All of Thelen’s wins this spring have come in two sets, and her only loss was to Battle Creek Lakeview’s Maddy Simonds, who will be playing in the Division 2 Finals next weekend. Thelen also claimed the No. 1 singles championship at the Capital Area Activities Conference Red Tournament on Tuesday, winning both matches 6-0, 6-0. She’s a combined 91-10 during her high school career, and she also capped her basketball career this winter earning all-area and all-league honors. She will study next at Lansing Community College, possibly health sciences.

@mhsaasports 🎾POW: Isabel Thelen #tennis #stjohns #letsgo #champion #part1 #highschoolsports #tiktalk #interview #performanceoftheweek #mistudentaid #fyp #MHSAA ♬ original sound - MHSAA

@mhsaasports 🎾POW: Isabel Thelen #tiktalk #questiontime #part2 #culvers #cat #airheadextreme #night #sand #beach #performanceoftheweek #mistudentaid #fyp #MHSAA ♬ original sound - MHSAA

Follow the MHSAA on TikTok.'s "Performance of the Week" features are powered by MI Student Aid, a division within the Department of Lifelong Education, Advancement, and Potential (MiLEAP). MI Student Aid encourages students to pursue postsecondary education by providing access to student financial resources and information. MI Student Aid administers the state’s 529 college savings programs (MET/MESP), as well as scholarship and grant programs that help make college Accessible, Affordable and Attainable for you. Connect with MI Student Aid at and find more information on Facebook and Twitter @mistudentaid.

Past 2023-24 Honorees

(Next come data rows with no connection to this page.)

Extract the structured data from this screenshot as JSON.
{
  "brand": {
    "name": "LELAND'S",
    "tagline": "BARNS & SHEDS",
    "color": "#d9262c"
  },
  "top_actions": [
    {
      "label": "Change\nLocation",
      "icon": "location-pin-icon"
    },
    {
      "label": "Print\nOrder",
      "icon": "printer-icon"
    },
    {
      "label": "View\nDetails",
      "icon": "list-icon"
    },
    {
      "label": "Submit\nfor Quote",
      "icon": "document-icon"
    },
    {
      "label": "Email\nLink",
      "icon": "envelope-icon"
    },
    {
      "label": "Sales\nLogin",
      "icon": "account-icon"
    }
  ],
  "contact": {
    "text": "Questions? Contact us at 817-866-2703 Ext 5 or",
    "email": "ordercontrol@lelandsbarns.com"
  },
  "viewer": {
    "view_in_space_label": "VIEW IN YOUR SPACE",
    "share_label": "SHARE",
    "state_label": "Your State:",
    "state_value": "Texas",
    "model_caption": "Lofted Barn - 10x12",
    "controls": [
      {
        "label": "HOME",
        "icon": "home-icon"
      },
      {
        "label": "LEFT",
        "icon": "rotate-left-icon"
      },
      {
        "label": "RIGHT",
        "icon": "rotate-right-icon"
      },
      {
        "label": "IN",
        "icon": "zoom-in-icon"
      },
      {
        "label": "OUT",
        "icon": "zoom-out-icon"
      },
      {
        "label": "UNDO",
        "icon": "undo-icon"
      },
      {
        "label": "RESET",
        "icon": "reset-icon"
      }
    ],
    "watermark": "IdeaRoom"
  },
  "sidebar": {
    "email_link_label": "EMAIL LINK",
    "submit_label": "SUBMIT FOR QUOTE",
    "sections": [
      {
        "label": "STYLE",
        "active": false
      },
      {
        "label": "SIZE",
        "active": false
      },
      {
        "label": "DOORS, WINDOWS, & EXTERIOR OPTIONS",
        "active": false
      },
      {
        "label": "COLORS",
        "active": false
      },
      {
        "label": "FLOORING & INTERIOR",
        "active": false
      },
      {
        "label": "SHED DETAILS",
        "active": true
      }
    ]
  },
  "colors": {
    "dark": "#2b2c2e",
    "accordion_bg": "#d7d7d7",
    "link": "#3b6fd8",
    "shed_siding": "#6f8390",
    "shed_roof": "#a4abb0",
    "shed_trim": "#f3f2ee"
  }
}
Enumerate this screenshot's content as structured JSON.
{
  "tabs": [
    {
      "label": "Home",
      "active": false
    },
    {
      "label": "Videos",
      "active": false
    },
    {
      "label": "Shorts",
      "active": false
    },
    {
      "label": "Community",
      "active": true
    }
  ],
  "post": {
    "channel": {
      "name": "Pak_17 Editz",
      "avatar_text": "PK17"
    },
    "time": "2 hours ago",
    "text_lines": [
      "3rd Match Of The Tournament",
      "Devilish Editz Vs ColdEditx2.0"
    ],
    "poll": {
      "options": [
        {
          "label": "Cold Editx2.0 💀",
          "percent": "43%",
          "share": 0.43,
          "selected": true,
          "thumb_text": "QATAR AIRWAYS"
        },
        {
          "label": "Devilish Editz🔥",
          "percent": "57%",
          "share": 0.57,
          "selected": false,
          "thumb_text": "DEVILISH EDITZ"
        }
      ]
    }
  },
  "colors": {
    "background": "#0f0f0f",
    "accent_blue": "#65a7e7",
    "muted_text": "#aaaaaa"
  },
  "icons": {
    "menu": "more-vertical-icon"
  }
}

May 16: Ally Katinas, Novi lacrosse - Report
May 9:
Peter Roehl, Rochester Adams - Report
May 2:
Lilah Smith, Richland Gull Lake soccer - Report
April 25:
Mason Mayne, Lawton track & field - Report
April 18:
Alli Wright, Jenison softball - Report
April 11:
Chloe Wishart, Trenton soccer - Report
March 28:
Jenna Maki, Ishpeming basketball - Report
March 22:
Jaremiah Palmer, Niles Brandywine basketball - Report
March 15:
Leah Hodge, North Farmington gymnastics - Report
March 8:
Darius Marines, Detroit Catholic Central wrestling - Report
March 1:
Rylee Smith, Zeeland West bowling - Report
Feb. 22:
Caleb Lewandowski, Traverse City West skiing - Report
Feb. 15:
Jadin Mix, Onaway basketball - Report
Feb. 8:
Onalee Wallis, Cadillac skiing - Report
Feb. 1:
Abbey DeGraw, Rochester Hills Stoney Creek competitive cheer - Report
Jan. 25:
Ewan Todd, Riverview swimming - Report
Jan. 18:
Ashley Weller, Jackson Northwest basketball - Report
Jan. 11:
Michael Baldwin, Saginaw Arthur Hill wrestling - Report
Dec. 15:
Jena Fijolek, Fenton bowling - Report
Dec. 8:
Sophia Wagner, Escanaba gymnastics - Report
Dec. 1:
Isaiah Marshall, Southfield Arts & Technology football - Report
Nov. 24:
Sarah Bradley, Clarkston Everest Collegiate volleyball - Report
Nov. 17:
Kalieb Osborne, Waterford Mott football - Report
Nov. 10:
Tekalegn Vlasma, Muskegon Western Michigan Christian soccer - Report
Nov. 3:
Colton Kinnie, Birmingham Seaholm football - Report
Oct. 27:
Lauren Timpf, Macomb Lutheran North golf - Report
Oct. 20:
Alena Li, Okemos golf - Report
Oct. 13:
Seth Norder, Grand Haven cross country - Report
Oct. 5:
Paige Anderson, Muskegon Reeths-Puffer golf - Report
Sept. 29:
MacKenzie Bisballe, Lake City volleyball - Report
Sept. 22:
Jhace Massey, Gladwin football - Report
Sept. 15:
Kaylee Draper, Sturgis swimming - Report
Sept. 8:
Owen Jackson, Traverse City St. Francis tennis - Report
Sept. 1:
Rachel Forsyth, Ann Arbor Pioneer cross country - Report

(Action photo by Alex Parsons; headshot by Iryshe Photography.)